Figure 11.5  Livestock may die as a result of drought.

Like drought, flood has a significant impact on livestock. Animals can be drowned or washed away by flood. For instance, more than 15,600 livestock were lost due to flooding in 2006 in SNNPR (EWD DPPA, 2007). Flood also covers large areas of grazing land with water, making it impossible for the animals to find food.

In addition to affecting agriculture and livestock, floods can cause huge damage to property, livelihoods and infrastructure. This occurred in the 2006 floods in Dire Dawa city, as described in the extract from a government report shown in Box 11.1.

Box 11.1  Impact of the 2006 flood on the Dire Dawa city economy

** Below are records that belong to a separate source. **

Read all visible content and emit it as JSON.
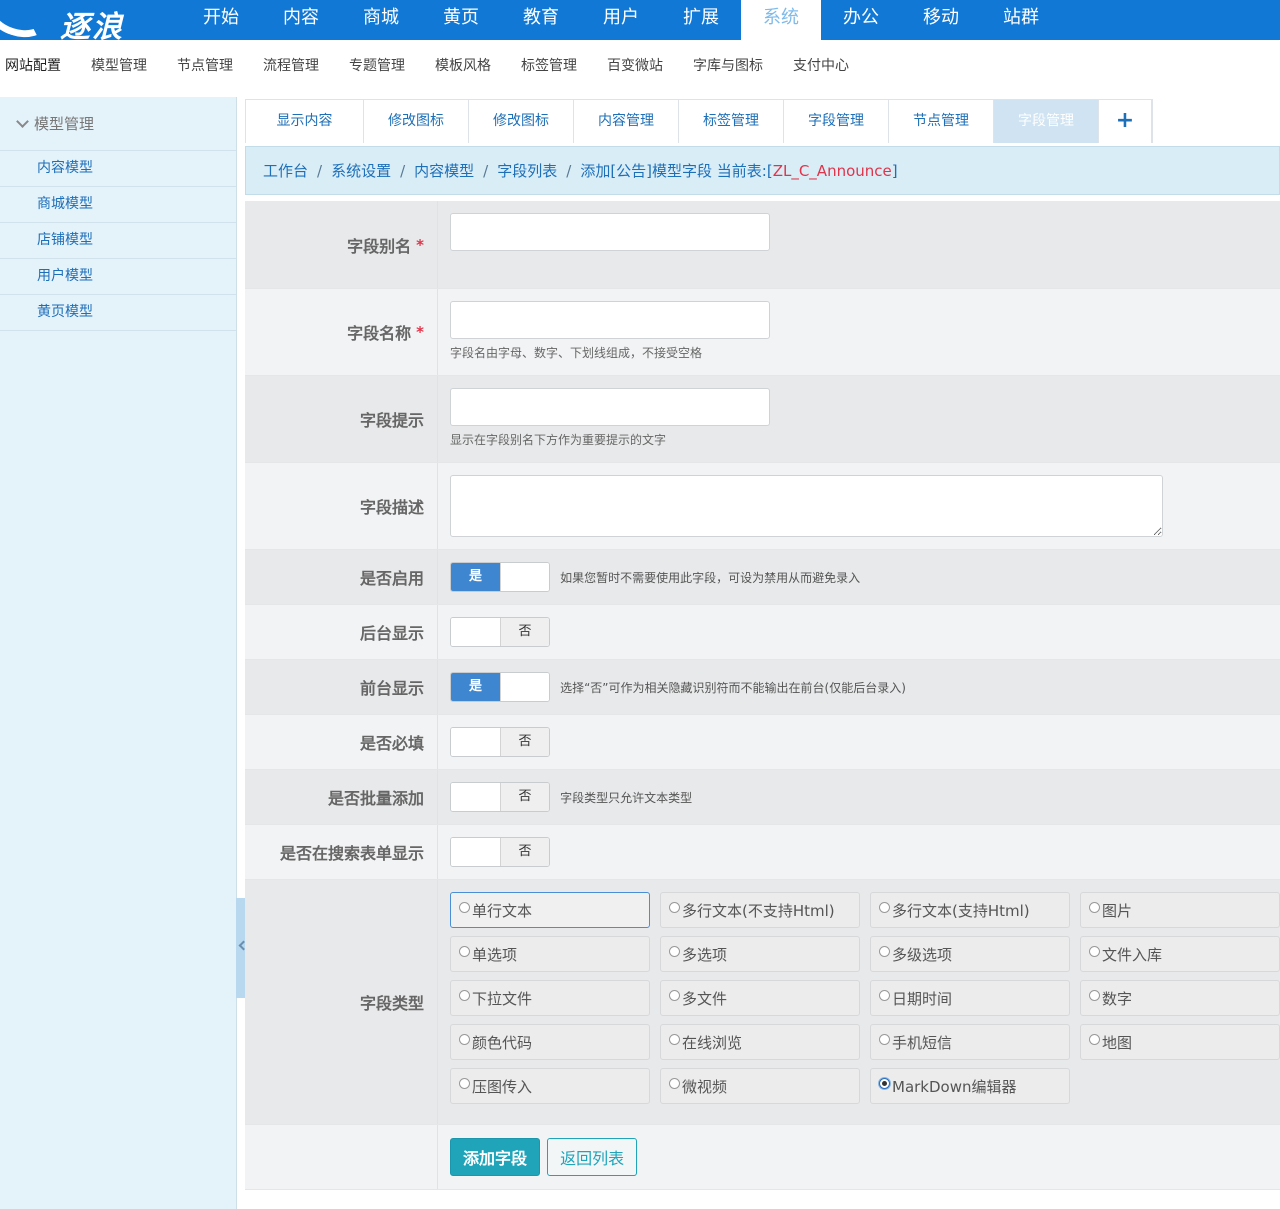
{
  "brand": {
    "logo_text": "逐浪"
  },
  "topnav": {
    "items": [
      "开始",
      "内容",
      "商城",
      "黄页",
      "教育",
      "用户",
      "扩展",
      "系统",
      "办公",
      "移动",
      "站群"
    ],
    "active": "系统"
  },
  "subnav": {
    "items": [
      "网站配置",
      "模型管理",
      "节点管理",
      "流程管理",
      "专题管理",
      "模板风格",
      "标签管理",
      "百变微站",
      "字库与图标",
      "支付中心"
    ]
  },
  "sidebar": {
    "group": "模型管理",
    "links": [
      "内容模型",
      "商城模型",
      "店铺模型",
      "用户模型",
      "黄页模型"
    ]
  },
  "tabs": {
    "items": [
      "显示内容",
      "修改图标",
      "修改图标",
      "内容管理",
      "标签管理",
      "字段管理",
      "节点管理",
      "字段管理"
    ],
    "active_index": 7,
    "plus": "+"
  },
  "breadcrumb": {
    "items": [
      "工作台",
      "系统设置",
      "内容模型",
      "字段列表"
    ],
    "separator": "/",
    "current": "添加[公告]模型字段 当前表:",
    "table_open": "[",
    "table": "ZL_C_Announce",
    "table_close": "]"
  },
  "form": {
    "alias": {
      "label": "字段别名",
      "required": "*",
      "value": ""
    },
    "name": {
      "label": "字段名称",
      "required": "*",
      "value": "",
      "hint": "字段名由字母、数字、下划线组成，不接受空格"
    },
    "tip": {
      "label": "字段提示",
      "value": "",
      "hint": "显示在字段别名下方作为重要提示的文字"
    },
    "desc": {
      "label": "字段描述",
      "value": ""
    },
    "enabled": {
      "label": "是否启用",
      "on_text": "是",
      "state": "on",
      "hint": "如果您暂时不需要使用此字段，可设为禁用从而避免录入"
    },
    "backend_show": {
      "label": "后台显示",
      "off_text": "否",
      "state": "off"
    },
    "frontend_show": {
      "label": "前台显示",
      "on_text": "是",
      "state": "on",
      "hint": "选择“否”可作为相关隐藏识别符而不能输出在前台(仅能后台录入)"
    },
    "required": {
      "label": "是否必填",
      "off_text": "否",
      "state": "off"
    },
    "batch_add": {
      "label": "是否批量添加",
      "off_text": "否",
      "state": "off",
      "hint": "字段类型只允许文本类型"
    },
    "search_show": {
      "label": "是否在搜索表单显示",
      "off_text": "否",
      "state": "off"
    },
    "field_type": {
      "label": "字段类型",
      "options": [
        "单行文本",
        "多行文本(不支持Html)",
        "多行文本(支持Html)",
        "图片",
        "单选项",
        "多选项",
        "多级选项",
        "文件入库",
        "下拉文件",
        "多文件",
        "日期时间",
        "数字",
        "颜色代码",
        "在线浏览",
        "手机短信",
        "地图",
        "压图传入",
        "微视频",
        "MarkDown编辑器"
      ],
      "checked": "MarkDown编辑器",
      "focused": "单行文本"
    },
    "buttons": {
      "submit": "添加字段",
      "back": "返回列表"
    }
  },
  "colors": {
    "topnav_bg": "#1178d6",
    "sidebar_bg": "#e4f2fa",
    "switch_on": "#3f86d0",
    "primary_button": "#1fa4ba",
    "required_mark": "#e0344a"
  }
}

The flood significantly damaged the livelihoods of 9956 displaced [persons] in Dire Dawa city, washing away their homes and significantly damaging individual assets such as shops, private enterprises and market stalls. Approximately 2685 households were reported to have lost their homes. An additional 1000 homes were also damaged by the flood waters. The damage to livelihood assets had been assessed by the Dire Dawa Investment Bureau, the Dire Dawa Small and Micro Enterprise Agency and the Trade and Industry Office of Dire Dawa. The Investment Bureau found that ten investors lost an estimated 13,162,981 ETB from property damage by the flood. The Dire Dawa Small and Micro Enterprise Agency assessment reported that 882 people incurred losses of 6,697,992 ETB and the Trade and Industry Office also reported the loss of 10,193,302 Birr incurred by 116 traders.

Infrastructure was also severely damaged including roads, the Dechatu River main bridge which cost 2.4 million ETB, Taiwan and Halfkat Irish Crossing and the retaining wall of the Dechatu. In addition, several electric and telephone utility lines and poles were destroyed resulting in a black out in parts of kebeles 05, 06, 07 and 09 for several days. The damage was reported to have incurred the electric and telephone sectors estimated loss of Birr 500,000 and Birr 6,098.36 respectively. On top of these infrastructure damages, all roads found within a 40 [m] radius from the river were completely covered with silt. Its removal and clearance cost about ETB 517,100.

In the surrounding rural areas of Dire Dawa, approximately 257.6 hectares of crops (cereals, vegetables, fruits and cash crops) in 17 kebeles were damaged and six houses were washed away. Soil and water conservation infrastructure in all these kebeles, water schemes in seven kebeles and irrigation schemes in five kebeles, were significantly damaged.

(EWD DPPA, 2007)

11.2  Climate change impacts on the environment

11.4  Climate change impacts on water resources